> Brief:
Return each line of the records below that contains the word "true".

> Task inputs:

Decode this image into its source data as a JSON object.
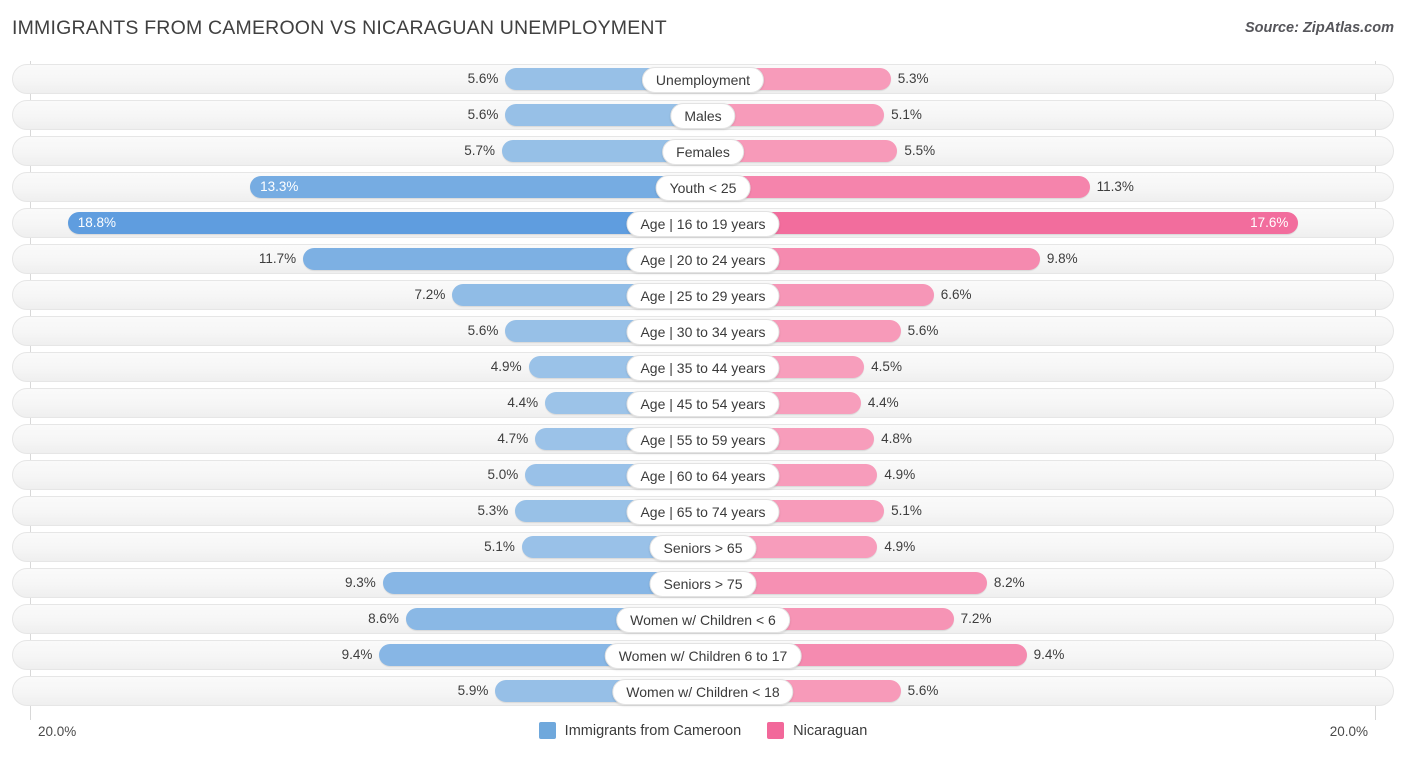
{
  "header": {
    "title": "IMMIGRANTS FROM CAMEROON VS NICARAGUAN UNEMPLOYMENT",
    "source": "Source: ZipAtlas.com"
  },
  "axis": {
    "left_max_label": "20.0%",
    "right_max_label": "20.0%",
    "max_value": 20.0
  },
  "legend": {
    "items": [
      {
        "label": "Immigrants from Cameroon",
        "color": "#6fa8dc"
      },
      {
        "label": "Nicaraguan",
        "color": "#f2689a"
      }
    ]
  },
  "colors": {
    "left_light": "#9cc3e8",
    "left_dark": "#5f9ddf",
    "right_light": "#f79ebc",
    "right_dark": "#f2689a",
    "track": "#f5f5f5",
    "gridline": "#d8d8d8"
  },
  "chart_data": {
    "type": "bar",
    "orientation": "horizontal-diverging",
    "title": "IMMIGRANTS FROM CAMEROON VS NICARAGUAN UNEMPLOYMENT",
    "xlabel": "",
    "ylabel": "",
    "xlim": [
      0,
      20.0
    ],
    "grid": true,
    "legend_position": "bottom-center",
    "categories": [
      "Unemployment",
      "Males",
      "Females",
      "Youth < 25",
      "Age | 16 to 19 years",
      "Age | 20 to 24 years",
      "Age | 25 to 29 years",
      "Age | 30 to 34 years",
      "Age | 35 to 44 years",
      "Age | 45 to 54 years",
      "Age | 55 to 59 years",
      "Age | 60 to 64 years",
      "Age | 65 to 74 years",
      "Seniors > 65",
      "Seniors > 75",
      "Women w/ Children < 6",
      "Women w/ Children 6 to 17",
      "Women w/ Children < 18"
    ],
    "series": [
      {
        "name": "Immigrants from Cameroon",
        "color": "#6fa8dc",
        "values": [
          5.6,
          5.6,
          5.7,
          13.3,
          18.8,
          11.7,
          7.2,
          5.6,
          4.9,
          4.4,
          4.7,
          5.0,
          5.3,
          5.1,
          9.3,
          8.6,
          9.4,
          5.9
        ],
        "labels": [
          "5.6%",
          "5.6%",
          "5.7%",
          "13.3%",
          "18.8%",
          "11.7%",
          "7.2%",
          "5.6%",
          "4.9%",
          "4.4%",
          "4.7%",
          "5.0%",
          "5.3%",
          "5.1%",
          "9.3%",
          "8.6%",
          "9.4%",
          "5.9%"
        ]
      },
      {
        "name": "Nicaraguan",
        "color": "#f2689a",
        "values": [
          5.3,
          5.1,
          5.5,
          11.3,
          17.6,
          9.8,
          6.6,
          5.6,
          4.5,
          4.4,
          4.8,
          4.9,
          5.1,
          4.9,
          8.2,
          7.2,
          9.4,
          5.6
        ],
        "labels": [
          "5.3%",
          "5.1%",
          "5.5%",
          "11.3%",
          "17.6%",
          "9.8%",
          "6.6%",
          "5.6%",
          "4.5%",
          "4.4%",
          "4.8%",
          "4.9%",
          "5.1%",
          "4.9%",
          "8.2%",
          "7.2%",
          "9.4%",
          "5.6%"
        ]
      }
    ],
    "rows": [
      {
        "label": "Unemployment",
        "left": 5.6,
        "left_label": "5.6%",
        "left_inside": false,
        "right": 5.3,
        "right_label": "5.3%",
        "right_inside": false
      },
      {
        "label": "Males",
        "left": 5.6,
        "left_label": "5.6%",
        "left_inside": false,
        "right": 5.1,
        "right_label": "5.1%",
        "right_inside": false
      },
      {
        "label": "Females",
        "left": 5.7,
        "left_label": "5.7%",
        "left_inside": false,
        "right": 5.5,
        "right_label": "5.5%",
        "right_inside": false
      },
      {
        "label": "Youth < 25",
        "left": 13.3,
        "left_label": "13.3%",
        "left_inside": true,
        "right": 11.3,
        "right_label": "11.3%",
        "right_inside": false
      },
      {
        "label": "Age | 16 to 19 years",
        "left": 18.8,
        "left_label": "18.8%",
        "left_inside": true,
        "right": 17.6,
        "right_label": "17.6%",
        "right_inside": true
      },
      {
        "label": "Age | 20 to 24 years",
        "left": 11.7,
        "left_label": "11.7%",
        "left_inside": false,
        "right": 9.8,
        "right_label": "9.8%",
        "right_inside": false
      },
      {
        "label": "Age | 25 to 29 years",
        "left": 7.2,
        "left_label": "7.2%",
        "left_inside": false,
        "right": 6.6,
        "right_label": "6.6%",
        "right_inside": false
      },
      {
        "label": "Age | 30 to 34 years",
        "left": 5.6,
        "left_label": "5.6%",
        "left_inside": false,
        "right": 5.6,
        "right_label": "5.6%",
        "right_inside": false
      },
      {
        "label": "Age | 35 to 44 years",
        "left": 4.9,
        "left_label": "4.9%",
        "left_inside": false,
        "right": 4.5,
        "right_label": "4.5%",
        "right_inside": false
      },
      {
        "label": "Age | 45 to 54 years",
        "left": 4.4,
        "left_label": "4.4%",
        "left_inside": false,
        "right": 4.4,
        "right_label": "4.4%",
        "right_inside": false
      },
      {
        "label": "Age | 55 to 59 years",
        "left": 4.7,
        "left_label": "4.7%",
        "left_inside": false,
        "right": 4.8,
        "right_label": "4.8%",
        "right_inside": false
      },
      {
        "label": "Age | 60 to 64 years",
        "left": 5.0,
        "left_label": "5.0%",
        "left_inside": false,
        "right": 4.9,
        "right_label": "4.9%",
        "right_inside": false
      },
      {
        "label": "Age | 65 to 74 years",
        "left": 5.3,
        "left_label": "5.3%",
        "left_inside": false,
        "right": 5.1,
        "right_label": "5.1%",
        "right_inside": false
      },
      {
        "label": "Seniors > 65",
        "left": 5.1,
        "left_label": "5.1%",
        "left_inside": false,
        "right": 4.9,
        "right_label": "4.9%",
        "right_inside": false
      },
      {
        "label": "Seniors > 75",
        "left": 9.3,
        "left_label": "9.3%",
        "left_inside": false,
        "right": 8.2,
        "right_label": "8.2%",
        "right_inside": false
      },
      {
        "label": "Women w/ Children < 6",
        "left": 8.6,
        "left_label": "8.6%",
        "left_inside": false,
        "right": 7.2,
        "right_label": "7.2%",
        "right_inside": false
      },
      {
        "label": "Women w/ Children 6 to 17",
        "left": 9.4,
        "left_label": "9.4%",
        "left_inside": false,
        "right": 9.4,
        "right_label": "9.4%",
        "right_inside": false
      },
      {
        "label": "Women w/ Children < 18",
        "left": 5.9,
        "left_label": "5.9%",
        "left_inside": false,
        "right": 5.6,
        "right_label": "5.6%",
        "right_inside": false
      }
    ]
  }
}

> Task answer:
    "grid": true,
        "left_inside": true,
        "left_inside": true,
        "right_inside": true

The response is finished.